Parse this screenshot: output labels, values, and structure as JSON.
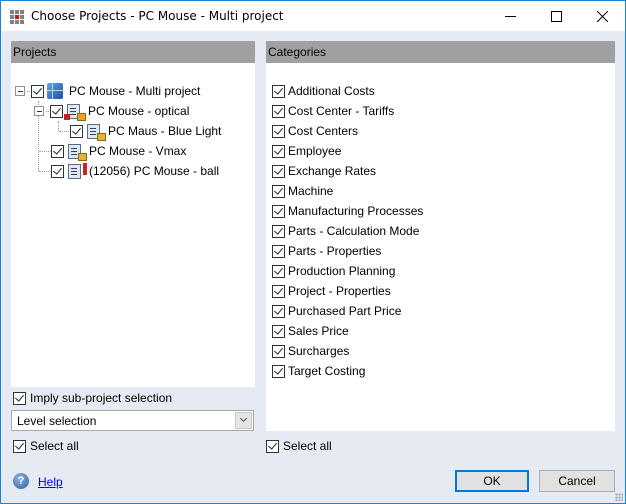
{
  "window": {
    "title": "Choose Projects - PC Mouse - Multi project",
    "controls": {
      "minimize": "minimize",
      "maximize": "maximize",
      "close": "close"
    }
  },
  "projects": {
    "header": "Projects",
    "tree": [
      {
        "label": "PC Mouse - Multi project",
        "checked": true,
        "level": 0,
        "expanded": true,
        "icon": "multi-project-icon"
      },
      {
        "label": "PC Mouse - optical",
        "checked": true,
        "level": 1,
        "expanded": true,
        "icon": "locked-project-icon"
      },
      {
        "label": "PC Maus - Blue Light",
        "checked": true,
        "level": 2,
        "icon": "locked-project-icon"
      },
      {
        "label": "PC Mouse - Vmax",
        "checked": true,
        "level": 1,
        "icon": "locked-project-icon"
      },
      {
        "label": "(12056) PC Mouse - ball",
        "checked": true,
        "level": 1,
        "icon": "flagged-project-icon"
      }
    ],
    "imply_sub_project": {
      "label": "Imply sub-project selection",
      "checked": true
    },
    "level_select": {
      "value": "Level selection"
    },
    "select_all": {
      "label": "Select all",
      "checked": true
    }
  },
  "categories": {
    "header": "Categories",
    "items": [
      {
        "label": "Additional Costs",
        "checked": true
      },
      {
        "label": "Cost Center - Tariffs",
        "checked": true
      },
      {
        "label": "Cost Centers",
        "checked": true
      },
      {
        "label": "Employee",
        "checked": true
      },
      {
        "label": "Exchange Rates",
        "checked": true
      },
      {
        "label": "Machine",
        "checked": true
      },
      {
        "label": "Manufacturing Processes",
        "checked": true
      },
      {
        "label": "Parts - Calculation Mode",
        "checked": true
      },
      {
        "label": "Parts - Properties",
        "checked": true
      },
      {
        "label": "Production Planning",
        "checked": true
      },
      {
        "label": "Project - Properties",
        "checked": true
      },
      {
        "label": "Purchased Part Price",
        "checked": true
      },
      {
        "label": "Sales Price",
        "checked": true
      },
      {
        "label": "Surcharges",
        "checked": true
      },
      {
        "label": "Target Costing",
        "checked": true
      }
    ],
    "select_all": {
      "label": "Select all",
      "checked": true
    }
  },
  "footer": {
    "help_label": "Help",
    "ok_label": "OK",
    "cancel_label": "Cancel"
  }
}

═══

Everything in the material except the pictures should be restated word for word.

Parse this screenshot: output labels, values, and structure as JSON.
{
  "window": {
    "title": "Choose Projects - PC Mouse - Multi project",
    "controls": {
      "minimize": "minimize",
      "maximize": "maximize",
      "close": "close"
    }
  },
  "projects": {
    "header": "Projects",
    "tree": [
      {
        "label": "PC Mouse - Multi project",
        "checked": true,
        "level": 0,
        "expanded": true,
        "icon": "multi-project-icon"
      },
      {
        "label": "PC Mouse - optical",
        "checked": true,
        "level": 1,
        "expanded": true,
        "icon": "locked-project-icon"
      },
      {
        "label": "PC Maus - Blue Light",
        "checked": true,
        "level": 2,
        "icon": "locked-project-icon"
      },
      {
        "label": "PC Mouse - Vmax",
        "checked": true,
        "level": 1,
        "icon": "locked-project-icon"
      },
      {
        "label": "(12056) PC Mouse - ball",
        "checked": true,
        "level": 1,
        "icon": "flagged-project-icon"
      }
    ],
    "imply_sub_project": {
      "label": "Imply sub-project selection",
      "checked": true
    },
    "level_select": {
      "value": "Level selection"
    },
    "select_all": {
      "label": "Select all",
      "checked": true
    }
  },
  "categories": {
    "header": "Categories",
    "items": [
      {
        "label": "Additional Costs",
        "checked": true
      },
      {
        "label": "Cost Center - Tariffs",
        "checked": true
      },
      {
        "label": "Cost Centers",
        "checked": true
      },
      {
        "label": "Employee",
        "checked": true
      },
      {
        "label": "Exchange Rates",
        "checked": true
      },
      {
        "label": "Machine",
        "checked": true
      },
      {
        "label": "Manufacturing Processes",
        "checked": true
      },
      {
        "label": "Parts - Calculation Mode",
        "checked": true
      },
      {
        "label": "Parts - Properties",
        "checked": true
      },
      {
        "label": "Production Planning",
        "checked": true
      },
      {
        "label": "Project - Properties",
        "checked": true
      },
      {
        "label": "Purchased Part Price",
        "checked": true
      },
      {
        "label": "Sales Price",
        "checked": true
      },
      {
        "label": "Surcharges",
        "checked": true
      },
      {
        "label": "Target Costing",
        "checked": true
      }
    ],
    "select_all": {
      "label": "Select all",
      "checked": true
    }
  },
  "footer": {
    "help_label": "Help",
    "ok_label": "OK",
    "cancel_label": "Cancel"
  }
}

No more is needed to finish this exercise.